Many students wonder how much teacher recommendations really matter in the college admissions process. After all, teacher recommendation letters are the one part of a college application that students have no control over, and that lack of control can be scary.
First, some reassurance: While teacher recommendation letters most certainly do matter, few teachers will submit negative information about an applicant. If a teacher doesn’t have nice things to say about a student, he usually won’t agree to write the recommendation letter in the first place.
That said, since admissions officers take these letters into consideration, it’s worth putting forth the effort to garner some excellent recommendations.
Step One: Establish Relationships
Don’t be the passive student who sits in the back of class. Ask questions, speak with the teacher before or after class, attend after school help sessions whenever necessary, and show your teachers that you care about their subject area and the things they have to teach you. Teachers value those students who put in the time and effort to do well, and who demonstrate intellectual curiosity and a desire to learn. (Oh, and bringing cookies never hurts.)
Step Two: Follow Directions
Both your college and your high school will have detailed instructions for recommendations. Some high schools allow teachers to mail recommendation letters directly to colleges, others require teachers to submit recommendations to the counselor’s office first, and others have specific forms that must accompany recommendations. Find out what your school’s rules are and follow them. The same goes for colleges: Be sure to gather any required forms, pay attention to deadlines, and submit the correct number of recommendation letters. Don’t submit more than the college asks for – the admissions officers already have tens of thousands of documents to read and don’t generally appreciate extra reading material. And if you’re using the Common App, pay attention to the changes rolling out this year! We have a free on-demand webinar about these changes if you need more info.
Step Three: Compile a Personal File

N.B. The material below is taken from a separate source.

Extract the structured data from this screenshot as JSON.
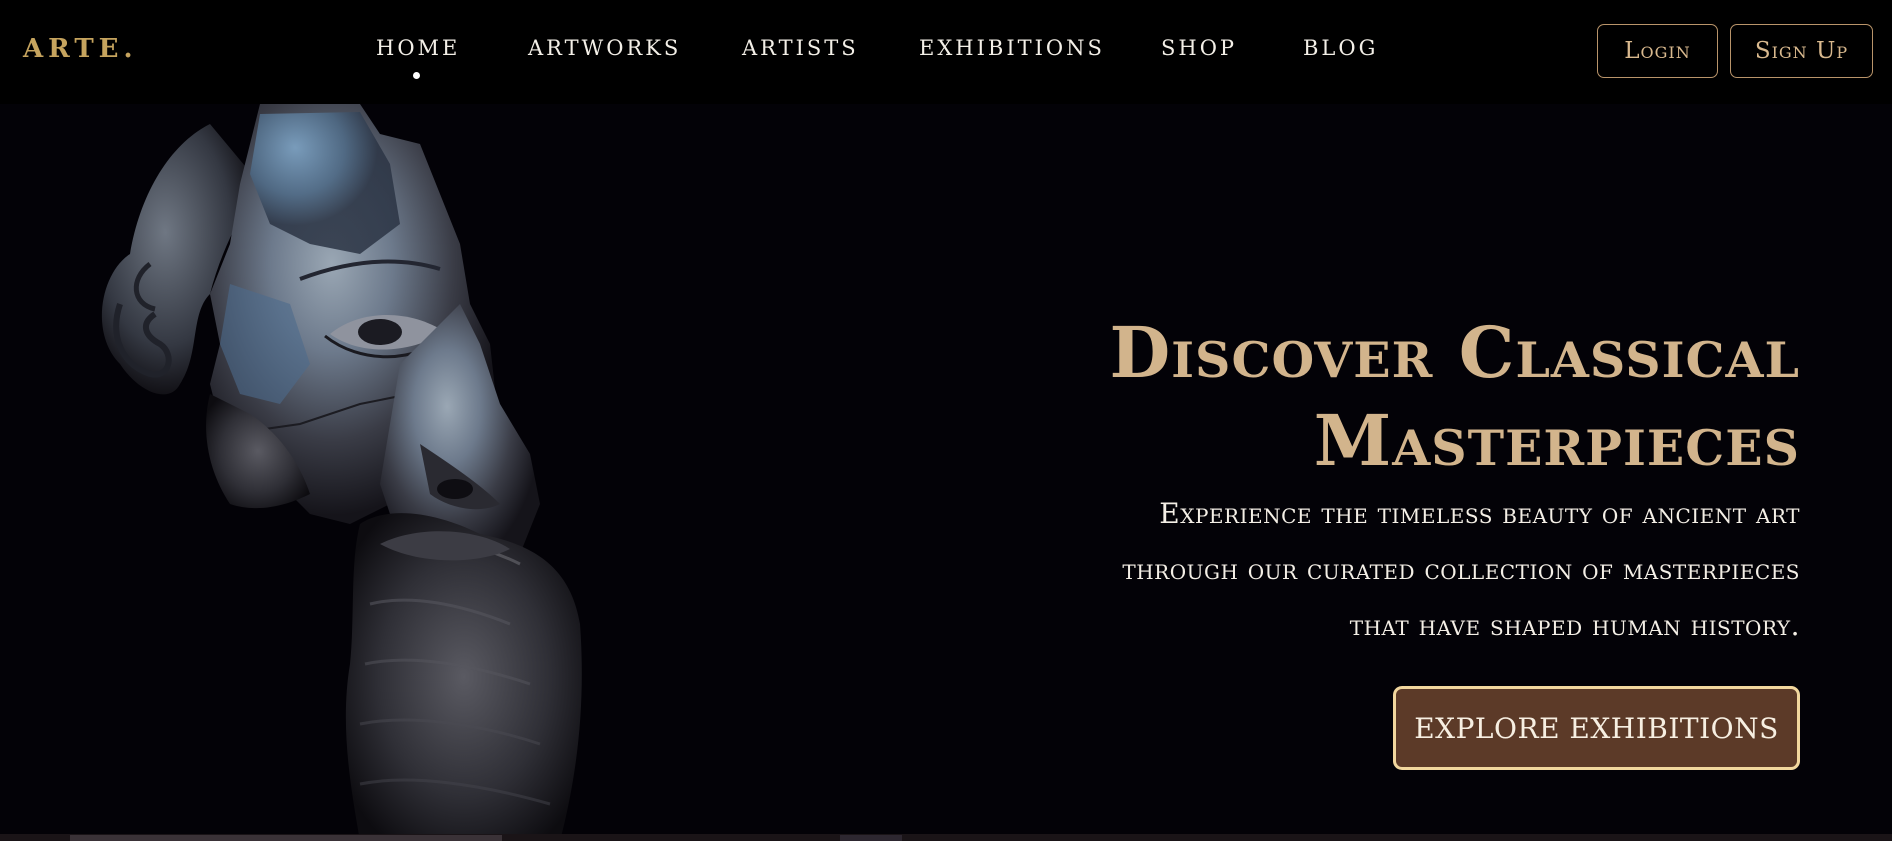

You’ll be asking teachers who know you well to write these letters of recommendation, but the more information you provide them, the more detailed and personalized the recommendations can be. This is where a personal file comes in. Your file should include: Your resume, your admissions essays (if you’ve finished them), a statement of purpose (about 2 paragraphs explaining your future goals/plans), a list of colleges to which you are applying (including addresses and application deadlines), any forms the teacher needs to submit with the recommendations, stamped and addressed envelopes for each college, your contact information, and a brief note of thanks. Each teacher should get his or her own copy of this file.
Step Four: Choose Wisely
It’s time to decide which teachers you will ask to write letters of recommendation. First and foremost, choose a teacher who knows you well. For this reason, junior year teachers tend to be the best options because they have taught you for a full year, but students often develop strong relationships with senior year teachers as well. Avoid 9th or 10th grade teachers as colleges are seeking recommendations from people who know what you’re currently capable of, not what you were capable of two years ago. You’ll want to include at least one recommendation from a core subject teacher (English, math, science, or social studies), and if you’re planning a specific major, you may want to include a recommendation from a teacher in that discipline. Finally, remember that the teacher who helped you bring your grades up and overcome academic struggles might well give you a stronger recommendation than the teacher whose class you breezed through. Your grades in that teacher’s class don’t necessarily reflect the teacher’s opinion of you as a student and as a person.
Step Five: Time Your Request Well
Teachers are busy people, and they get inundated with requests for recommendation letters. Do not wait until the last minute to request a recommendation – in fact, ask as far in advance as possible. Don’t ask for a recommendation right before or after finals or midterms – they’ll be busy. And don’t ask right before a vacation – teachers don’t like working during vacation any more than students do.
Step Six: For Your Eyes Only
You have the right to see your recommendation letters. We recommend that you waive that right. Colleges value candid recommendation letters, so a letter that is for their eyes only will usually carry a little more weight. Besides, if you completed steps one through five, you should already know that your teachers will write glowing recommendations for you.